Let me begin with some observations on the basic mechanics of sovereign debt default management, or to the average person, balancing ones budget. If you borrow $1 at a 5% interest rate, next year you're going to owe $1.05. If you don't pay any of it back and just roll over the debt, you'd then have to borrow $1.05 next year and on and on and on. This is obviously a slippery slope, even if it's a sovereign government doing the borrowing.
Though the previous example seems obviously wrong, countries and individuals alike often justify the continued borrowing based on increasing incomes or increasing GDP. If a country's GDP growth rate for example, is higher than the interest rate they borrow at, then the debt they owe, although growing, would still shrink as a percentage of their GDP. But if GDP growth is below the interest cost, then the debt that's continually rolled over would grow to become a larger percentage of their GDP. As soon as lenders recognize that's where the country is headed, the government is going to find it much more difficult and expensive to borrow the necessary new sums of money needed to fund the country and it's debt burden.
To prevent this from happening, government and individuals need to run a budget surplus, meaning that tax receipts or income must exceed expenditures. In doing so, a portion of the surplus can be used to reduce the debt, avoiding the downward spiral faced by a number of countries and individuals around the world today.
According to ECB data, Greek government debt was already 120% of GDP in 2008. The budget deficit was over 10% of GDP in 2009 and almost 5% in 2010. That, plus the rapidly increasing interest rate costs (higher risk, higher cost) facing Greece, pushed their debt to 156% of GDP in 2010.

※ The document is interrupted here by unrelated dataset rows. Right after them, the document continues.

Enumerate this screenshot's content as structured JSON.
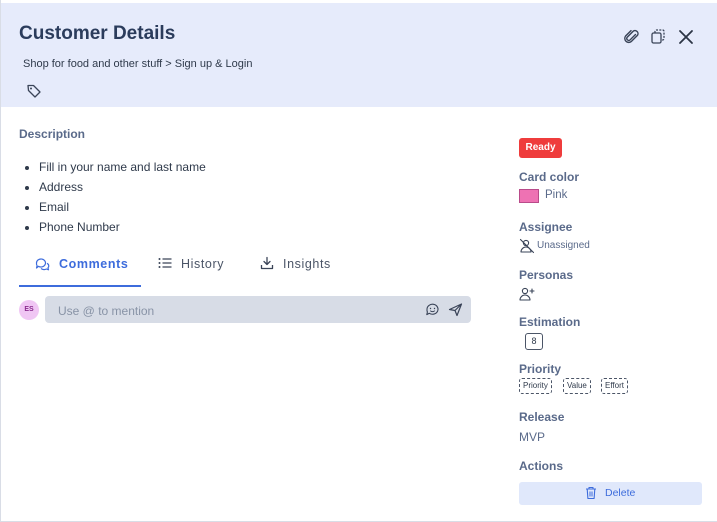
{
  "header": {
    "title": "Customer Details",
    "breadcrumb": "Shop for food and other stuff > Sign up & Login"
  },
  "description": {
    "label": "Description",
    "items": [
      "Fill in your name and last name",
      "Address",
      "Email",
      "Phone Number"
    ]
  },
  "tabs": [
    {
      "label": "Comments",
      "icon": "comments-icon",
      "active": true
    },
    {
      "label": "History",
      "icon": "list-icon",
      "active": false
    },
    {
      "label": "Insights",
      "icon": "download-icon",
      "active": false
    }
  ],
  "comment": {
    "avatar_initials": "ES",
    "placeholder": "Use @ to mention"
  },
  "sidebar": {
    "status": "Ready",
    "card_color_label": "Card color",
    "card_color_value": "Pink",
    "assignee_label": "Assignee",
    "assignee_value": "Unassigned",
    "personas_label": "Personas",
    "estimation_label": "Estimation",
    "estimation_value": "8",
    "priority_label": "Priority",
    "priority_chips": [
      "Priority",
      "Value",
      "Effort"
    ],
    "release_label": "Release",
    "release_value": "MVP",
    "actions_label": "Actions",
    "delete_label": "Delete"
  },
  "colors": {
    "header_bg": "#e6ebfb",
    "accent": "#3d6cdc",
    "ready": "#ef3c3c",
    "pink": "#ee72b3"
  }
}
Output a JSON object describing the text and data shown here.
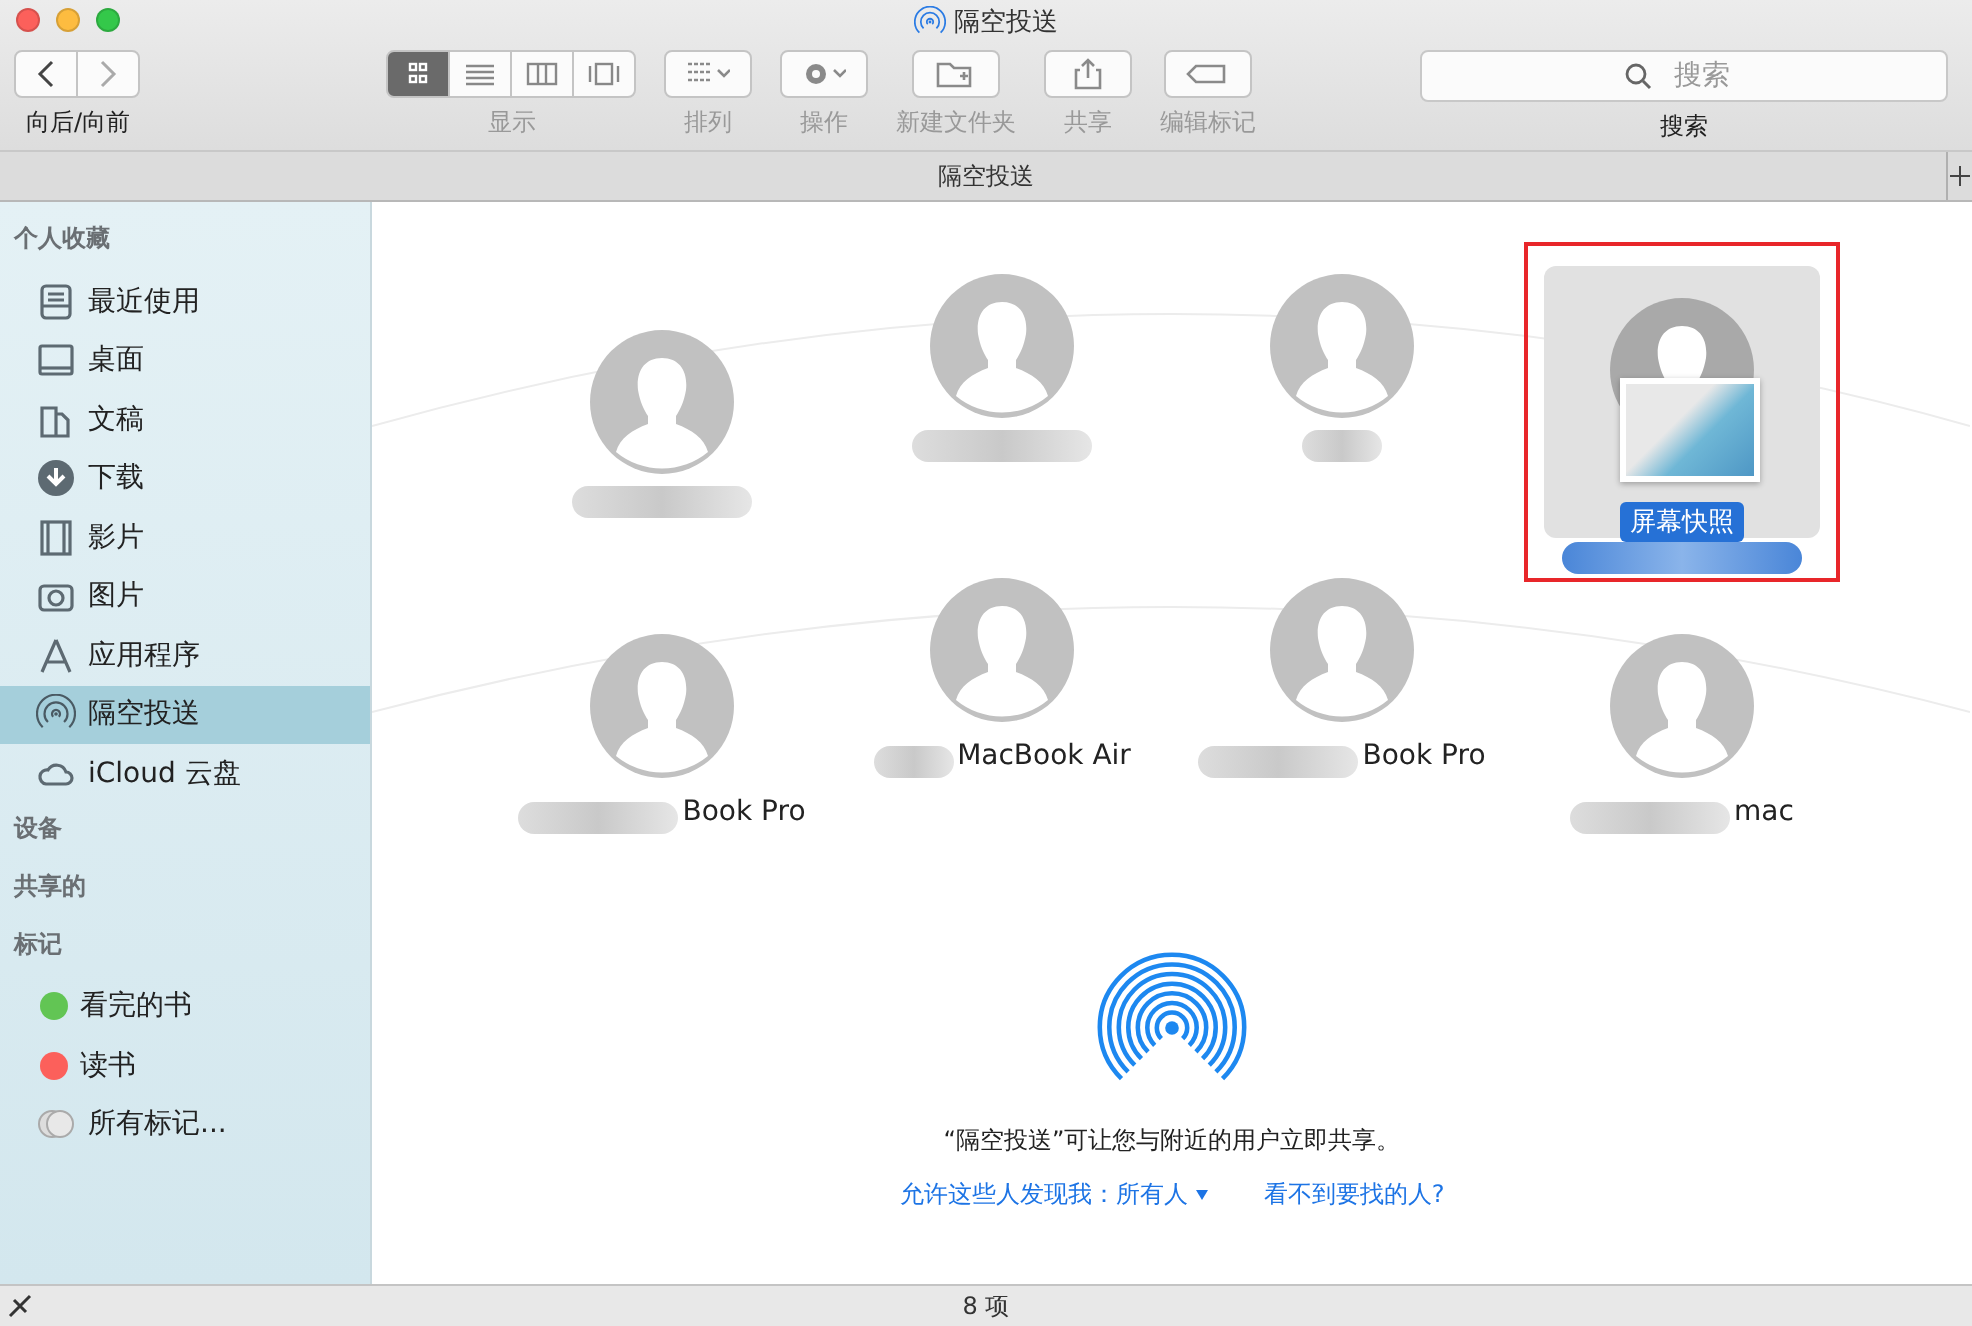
{
  "window": {
    "title": "隔空投送"
  },
  "toolbar": {
    "nav_label": "向后/向前",
    "view_modes": [
      {
        "kind": "icons",
        "selected": true
      },
      {
        "kind": "list",
        "selected": false
      },
      {
        "kind": "columns",
        "selected": false
      },
      {
        "kind": "cover",
        "selected": false
      }
    ],
    "view_label": "显示",
    "buttons": [
      {
        "kind": "arrange",
        "label": "排列"
      },
      {
        "kind": "action",
        "label": "操作"
      },
      {
        "kind": "folder",
        "label": "新建文件夹"
      },
      {
        "kind": "share",
        "label": "共享"
      },
      {
        "kind": "tag",
        "label": "编辑标记"
      }
    ],
    "search": {
      "placeholder": "搜索",
      "label": "搜索"
    }
  },
  "tab_bar": {
    "title": "隔空投送"
  },
  "sidebar": {
    "sections": [
      {
        "title": "个人收藏",
        "items": [
          {
            "kind": "recents",
            "label": "最近使用",
            "selected": false
          },
          {
            "kind": "desktop",
            "label": "桌面",
            "selected": false
          },
          {
            "kind": "documents",
            "label": "文稿",
            "selected": false
          },
          {
            "kind": "downloads",
            "label": "下载",
            "selected": false
          },
          {
            "kind": "movies",
            "label": "影片",
            "selected": false
          },
          {
            "kind": "pictures",
            "label": "图片",
            "selected": false
          },
          {
            "kind": "apps",
            "label": "应用程序",
            "selected": false
          },
          {
            "kind": "airdrop",
            "label": "隔空投送",
            "selected": true
          },
          {
            "kind": "cloud",
            "label": "iCloud 云盘",
            "selected": false
          }
        ]
      },
      {
        "title": "设备"
      },
      {
        "title": "共享的"
      },
      {
        "title": "标记",
        "items": [
          {
            "kind": "tag",
            "label": "看完的书",
            "color": "#62c554",
            "selected": false
          },
          {
            "kind": "tag",
            "label": "读书",
            "color": "#fc605b",
            "selected": false
          },
          {
            "kind": "all-tags",
            "label": "所有标记...",
            "selected": false
          }
        ]
      }
    ]
  },
  "devices": [
    {
      "selected": false
    },
    {
      "selected": false
    },
    {
      "selected": false
    },
    {
      "selected": true,
      "badge": "屏幕快照"
    },
    {
      "selected": false,
      "name": "Book Pro"
    },
    {
      "selected": false,
      "name": "MacBook Air"
    },
    {
      "selected": false,
      "name": "Book Pro"
    },
    {
      "selected": false,
      "name": "mac"
    }
  ],
  "info": {
    "message": "“隔空投送”可让您与附近的用户立即共享。",
    "discover_label": "允许这些人发现我：所有人",
    "help_link": "看不到要找的人?"
  },
  "status_bar": {
    "count": "8 项"
  }
}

If Greece were an individual coming to you for a mortgage, I'm guessing they would be hearing "declined" and put on a serious debt counseling program!
The Content Team
GoMax Solutions Inc